heresy," that country destroying principle, Secession
prevail? My patriotic wife, my children, my
country, my God forbid it.
Once crush the rebelion[sic], & return the soldier
home & they will attend faithfully to the abolitionists; you
may depend upon it.
Helen was quite generous. It was quite a compliment too to sub-
scribe for the Mag. How did she know you write for it?
How those we knew in the west are dropping off. It is very sad
to think of it &my college mates are going, going, - & soon will
be all but gone. Why am I left? God only knows! May I be
truly thankful, & endeavor to be more & more faithful in

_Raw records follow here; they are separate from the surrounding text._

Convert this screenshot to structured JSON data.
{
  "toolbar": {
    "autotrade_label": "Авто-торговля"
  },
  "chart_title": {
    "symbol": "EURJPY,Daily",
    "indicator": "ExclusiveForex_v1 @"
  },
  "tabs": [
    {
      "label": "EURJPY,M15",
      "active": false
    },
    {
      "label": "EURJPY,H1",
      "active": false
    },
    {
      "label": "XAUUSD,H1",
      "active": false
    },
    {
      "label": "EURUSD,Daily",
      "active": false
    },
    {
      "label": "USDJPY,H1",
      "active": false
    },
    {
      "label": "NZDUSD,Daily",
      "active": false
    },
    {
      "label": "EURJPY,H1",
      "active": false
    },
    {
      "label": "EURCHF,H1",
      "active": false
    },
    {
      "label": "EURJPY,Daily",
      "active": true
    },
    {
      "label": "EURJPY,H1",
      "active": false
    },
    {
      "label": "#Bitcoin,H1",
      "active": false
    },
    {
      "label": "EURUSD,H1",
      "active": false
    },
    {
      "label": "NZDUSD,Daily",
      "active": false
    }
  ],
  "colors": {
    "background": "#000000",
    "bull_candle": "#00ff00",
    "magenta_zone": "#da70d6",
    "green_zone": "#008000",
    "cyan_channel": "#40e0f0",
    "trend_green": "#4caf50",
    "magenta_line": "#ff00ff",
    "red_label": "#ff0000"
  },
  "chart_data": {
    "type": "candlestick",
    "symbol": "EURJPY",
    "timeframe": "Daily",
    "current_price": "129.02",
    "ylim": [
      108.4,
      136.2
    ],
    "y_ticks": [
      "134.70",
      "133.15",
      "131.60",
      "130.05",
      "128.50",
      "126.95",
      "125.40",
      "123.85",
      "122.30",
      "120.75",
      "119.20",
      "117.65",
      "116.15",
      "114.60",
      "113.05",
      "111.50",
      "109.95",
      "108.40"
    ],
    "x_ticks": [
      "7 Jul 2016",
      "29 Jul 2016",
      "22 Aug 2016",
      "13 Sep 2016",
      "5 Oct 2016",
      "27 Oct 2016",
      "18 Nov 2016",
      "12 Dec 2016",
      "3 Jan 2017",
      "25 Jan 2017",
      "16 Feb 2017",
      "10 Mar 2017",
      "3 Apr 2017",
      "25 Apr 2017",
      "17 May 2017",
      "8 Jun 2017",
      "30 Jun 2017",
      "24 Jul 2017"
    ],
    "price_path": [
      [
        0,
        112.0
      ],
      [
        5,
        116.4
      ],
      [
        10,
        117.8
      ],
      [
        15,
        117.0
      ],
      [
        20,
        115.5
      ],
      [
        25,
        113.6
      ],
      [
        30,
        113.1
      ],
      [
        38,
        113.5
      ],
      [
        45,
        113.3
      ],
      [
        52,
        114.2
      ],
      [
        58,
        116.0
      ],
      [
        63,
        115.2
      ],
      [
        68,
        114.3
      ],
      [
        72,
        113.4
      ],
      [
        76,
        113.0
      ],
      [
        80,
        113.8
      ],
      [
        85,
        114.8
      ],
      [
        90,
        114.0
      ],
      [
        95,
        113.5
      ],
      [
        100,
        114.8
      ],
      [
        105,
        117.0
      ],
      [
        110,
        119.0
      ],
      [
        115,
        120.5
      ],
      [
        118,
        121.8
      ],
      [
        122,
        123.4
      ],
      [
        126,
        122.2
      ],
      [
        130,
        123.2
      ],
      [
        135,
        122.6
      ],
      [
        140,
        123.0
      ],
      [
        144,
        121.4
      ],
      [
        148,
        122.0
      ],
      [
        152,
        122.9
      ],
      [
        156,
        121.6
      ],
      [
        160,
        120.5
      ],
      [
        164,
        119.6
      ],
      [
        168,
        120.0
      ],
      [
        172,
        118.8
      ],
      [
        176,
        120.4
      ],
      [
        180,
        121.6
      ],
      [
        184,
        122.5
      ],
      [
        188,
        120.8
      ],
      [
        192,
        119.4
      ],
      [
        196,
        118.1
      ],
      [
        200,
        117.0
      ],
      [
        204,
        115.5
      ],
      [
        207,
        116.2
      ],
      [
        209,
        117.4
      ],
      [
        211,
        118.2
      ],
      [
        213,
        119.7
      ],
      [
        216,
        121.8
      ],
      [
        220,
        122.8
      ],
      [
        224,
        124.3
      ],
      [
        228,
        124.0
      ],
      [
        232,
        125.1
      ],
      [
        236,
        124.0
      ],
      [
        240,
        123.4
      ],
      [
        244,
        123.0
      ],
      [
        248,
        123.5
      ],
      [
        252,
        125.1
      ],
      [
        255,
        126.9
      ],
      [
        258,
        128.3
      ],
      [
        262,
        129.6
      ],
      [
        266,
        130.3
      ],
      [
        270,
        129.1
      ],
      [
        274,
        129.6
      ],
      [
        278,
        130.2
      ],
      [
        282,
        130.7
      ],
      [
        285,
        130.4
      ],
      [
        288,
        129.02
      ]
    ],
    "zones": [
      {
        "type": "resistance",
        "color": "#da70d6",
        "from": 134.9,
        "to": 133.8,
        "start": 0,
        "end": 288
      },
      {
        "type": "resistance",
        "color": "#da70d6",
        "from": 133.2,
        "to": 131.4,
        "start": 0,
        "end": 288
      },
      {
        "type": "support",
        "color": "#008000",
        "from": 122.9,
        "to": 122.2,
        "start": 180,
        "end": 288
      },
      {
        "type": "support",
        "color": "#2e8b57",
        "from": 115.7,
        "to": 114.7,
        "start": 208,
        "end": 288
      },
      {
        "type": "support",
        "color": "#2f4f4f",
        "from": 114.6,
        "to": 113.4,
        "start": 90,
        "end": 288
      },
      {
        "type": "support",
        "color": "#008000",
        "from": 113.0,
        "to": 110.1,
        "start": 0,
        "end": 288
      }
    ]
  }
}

view of his wonderful goodness & mercy to me.
Our poor Alllie I am very uneasy about her, Love
her and cherish her, take care of her, pray for her,
"Allie flourishes," does she? I have a perfect image of the whole
scene when she was relating the wonderful sights &
her over & kiss her, kiss her, & shake her & kiss her Kiss my Allie
& bye & bye if God permits I will come home & hold her in my own
strong arms & kiss her myself.
I don't remember the piece "He's Coming."
Birdie don't use that head too much
The weather is stormy & ground very muddy. Cant be any advances
made by land. The whole of the 9th Corps has gone, I believe to
Fortress Monroe, & probably from there with Burnside to N. Carolina
Co. B. has ordered 400 copies of "The Flag of our Pride" to be
printed. They are very proud of their song A good many officers
have written coppies of it. They got them from the Colon's
Nothing has transpired that gives us any idea when
we will go if we do move.
The sun is shining again this morning.
Our Regt are having a great deal of Picket duty to do
since the 9th Army Corps left. They picet along the river from
Falmouth on below Fredericksburg. The pickets make sailes of
news papers, or pieces of boards, when the wind is fair, & send
them across the river, & thus exchange. The privates talk across
a good deal. the Rebs. wont talk to Union officers at all.
Pickets talking is very strictly forbidden, but still it is done.
My should[er] was dressed for the last time day before
yesterday. Has been two months getting well. All this time
I might have been in Washington at a Genl. Hospital had I
wanted to do so.
Am looking every day for a reply to one or two of my
letters you had not received when your last was written
Please send stamps
Captain Henry S. Spaulding, 38th New Jersey Volunteers